Comparative genomics reveals 104 candidate structured RNAs from bacteria, archaea, and their metagenomes
1 Howard Hughes Medical Institute, Yale University, P.O. Box 208103, New Haven, CT 06520-8103, USA
2 Department of Molecular, Cellular and Developmental Biology, Yale University, P.O. Box 208103, New Haven, CT 06520-8103, USA
3 Department of Molecular Biophysics and Biochemistry, Yale University, P.O. Box 208103, New Haven, CT 06520-8103, USA
4 Current address: Department of Biology, University of Rochester, Rochester, NY 14627, USA
5 Current address: School of Medicine, University of Pennsylvania, Philadelphia, PA 19104, USA
Genome Biology 2010, 11:R31 doi:10.1186/gb-2010-11-3-r31Published: 15 March 2010
Structured noncoding RNAs perform many functions that are essential for protein synthesis, RNA processing, and gene regulation. Structured RNAs can be detected by comparative genomics, in which homologous sequences are identified and inspected for mutations that conserve RNA secondary structure.
By applying a comparative genomics-based approach to genome and metagenome sequences from bacteria and archaea, we identified 104 candidate structured RNAs and inferred putative functions for many of these. Twelve candidate metabolite-binding RNAs were identified, three of which were validated, including one reported herein that binds the coenzyme S-adenosylmethionine. Newly identified cis-regulatory RNAs are implicated in photosynthesis or nitrogen regulation in cyanobacteria, purine and one-carbon metabolism, stomach infection by Helicobacter, and many other physiological processes. A candidate riboswitch termed crcB is represented in both bacteria and archaea. Another RNA motif may control gene expression from 3'-untranslated regions of mRNAs, which is unusual for bacteria. Many noncoding RNAs that likely act in trans are also revealed, and several of the noncoding RNA candidates are found mostly or exclusively in metagenome DNA sequences.

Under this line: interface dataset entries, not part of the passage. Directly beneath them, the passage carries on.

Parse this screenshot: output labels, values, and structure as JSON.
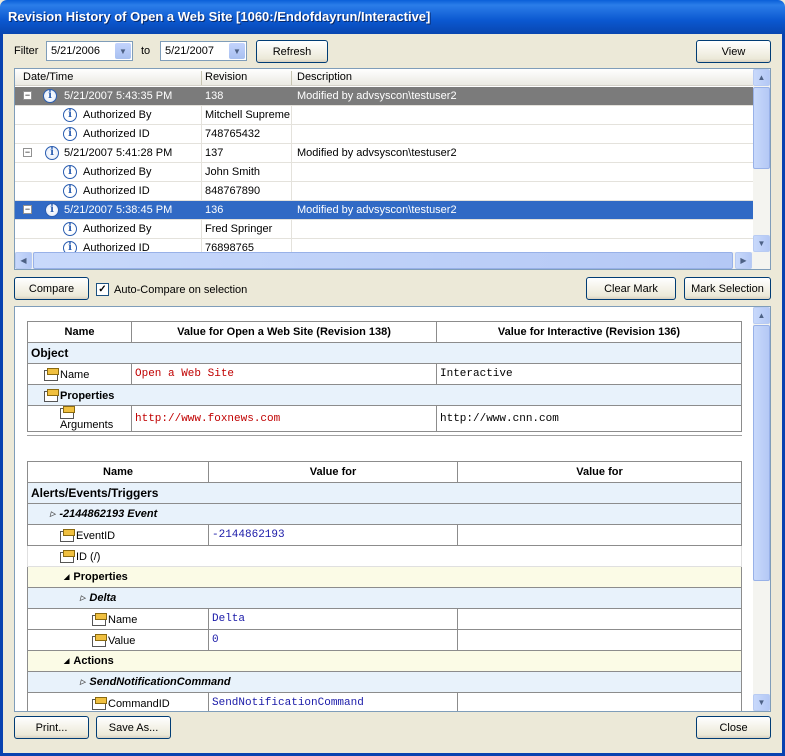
{
  "window": {
    "title": "Revision History of Open a Web Site [1060:/Endofdayrun/Interactive]"
  },
  "filter": {
    "label": "Filter",
    "from": "5/21/2006",
    "to_label": "to",
    "to": "5/21/2007",
    "refresh": "Refresh",
    "view": "View"
  },
  "grid": {
    "headers": [
      "Date/Time",
      "Revision",
      "Description"
    ],
    "rows": [
      {
        "date": "5/21/2007 5:43:35 PM",
        "rev": "138",
        "desc": "Modified by advsyscon\\testuser2"
      },
      {
        "label": "Authorized By",
        "value": "Mitchell Supreme"
      },
      {
        "label": "Authorized ID",
        "value": "748765432"
      },
      {
        "date": "5/21/2007 5:41:28 PM",
        "rev": "137",
        "desc": "Modified by advsyscon\\testuser2"
      },
      {
        "label": "Authorized By",
        "value": "John Smith"
      },
      {
        "label": "Authorized ID",
        "value": "848767890"
      },
      {
        "date": "5/21/2007 5:38:45 PM",
        "rev": "136",
        "desc": "Modified by advsyscon\\testuser2"
      },
      {
        "label": "Authorized By",
        "value": "Fred Springer"
      },
      {
        "label": "Authorized ID",
        "value": "76898765"
      }
    ]
  },
  "toolbar": {
    "compare": "Compare",
    "auto_compare": "Auto-Compare on selection",
    "clear_mark": "Clear Mark",
    "mark_selection": "Mark Selection"
  },
  "cmp1": {
    "headers": [
      "Name",
      "Value for Open a Web Site (Revision 138)",
      "Value for Interactive (Revision 136)"
    ],
    "object": "Object",
    "name_label": "Name",
    "name_left": "Open a Web Site",
    "name_right": "Interactive",
    "properties": "Properties",
    "args_label": "Arguments",
    "args_left": "http://www.foxnews.com",
    "args_right": "http://www.cnn.com"
  },
  "cmp2": {
    "headers": [
      "Name",
      "Value for",
      "Value for"
    ],
    "section": "Alerts/Events/Triggers",
    "event": "-2144862193 Event",
    "eventid_label": "EventID",
    "eventid_val": "-2144862193",
    "id_label": "ID (/)",
    "properties": "Properties",
    "delta": "Delta",
    "delta_name_label": "Name",
    "delta_name_val": "Delta",
    "value_label": "Value",
    "value_val": "0",
    "actions": "Actions",
    "cmd": "SendNotificationCommand",
    "cmdid_label": "CommandID",
    "cmdid_val": "SendNotificationCommand"
  },
  "footer": {
    "print": "Print...",
    "save_as": "Save As...",
    "close": "Close"
  }
}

This work greatly expands the variety of highly structured noncoding RNAs known to exist in bacteria and archaea and provides a starting point for biochemical and genetic studies needed to validate their biologic functions. Given the sustained rate of RNA discovery over several similar projects, we expect that far more structured RNAs remain to be discovered from bacterial and archaeal organisms.